▶ ACTION ITEM
Copy, from the material below, each line that contains the word "true".

▶ SUPPLIED MATERIAL
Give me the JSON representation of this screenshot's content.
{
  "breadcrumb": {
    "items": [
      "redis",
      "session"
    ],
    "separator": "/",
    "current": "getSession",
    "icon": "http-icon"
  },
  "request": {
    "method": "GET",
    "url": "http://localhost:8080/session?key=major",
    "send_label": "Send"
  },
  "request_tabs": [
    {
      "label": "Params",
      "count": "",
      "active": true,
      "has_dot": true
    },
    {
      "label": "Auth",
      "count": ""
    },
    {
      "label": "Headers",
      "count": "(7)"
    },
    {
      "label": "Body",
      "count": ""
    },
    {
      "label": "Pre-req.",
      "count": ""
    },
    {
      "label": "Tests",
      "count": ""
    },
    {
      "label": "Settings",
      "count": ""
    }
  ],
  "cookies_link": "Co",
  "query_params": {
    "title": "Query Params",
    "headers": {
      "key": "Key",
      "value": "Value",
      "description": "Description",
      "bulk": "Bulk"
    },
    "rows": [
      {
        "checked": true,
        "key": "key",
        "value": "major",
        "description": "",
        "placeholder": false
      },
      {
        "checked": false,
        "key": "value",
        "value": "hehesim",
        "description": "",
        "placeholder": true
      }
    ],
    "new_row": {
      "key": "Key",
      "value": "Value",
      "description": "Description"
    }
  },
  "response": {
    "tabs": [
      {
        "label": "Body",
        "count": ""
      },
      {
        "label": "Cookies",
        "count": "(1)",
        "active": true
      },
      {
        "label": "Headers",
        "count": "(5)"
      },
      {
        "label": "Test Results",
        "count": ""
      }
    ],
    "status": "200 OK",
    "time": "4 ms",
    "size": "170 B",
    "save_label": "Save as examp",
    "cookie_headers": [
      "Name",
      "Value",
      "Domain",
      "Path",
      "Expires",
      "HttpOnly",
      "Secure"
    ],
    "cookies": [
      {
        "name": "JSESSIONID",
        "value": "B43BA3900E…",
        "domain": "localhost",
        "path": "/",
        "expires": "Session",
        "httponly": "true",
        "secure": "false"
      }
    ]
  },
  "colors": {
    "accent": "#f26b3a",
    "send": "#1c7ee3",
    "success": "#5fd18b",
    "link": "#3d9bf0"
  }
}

▶ RESULT
      "active": true,
      "has_dot": true
        "checked": true,
        "placeholder": true
        "active": true
        "httponly": "true",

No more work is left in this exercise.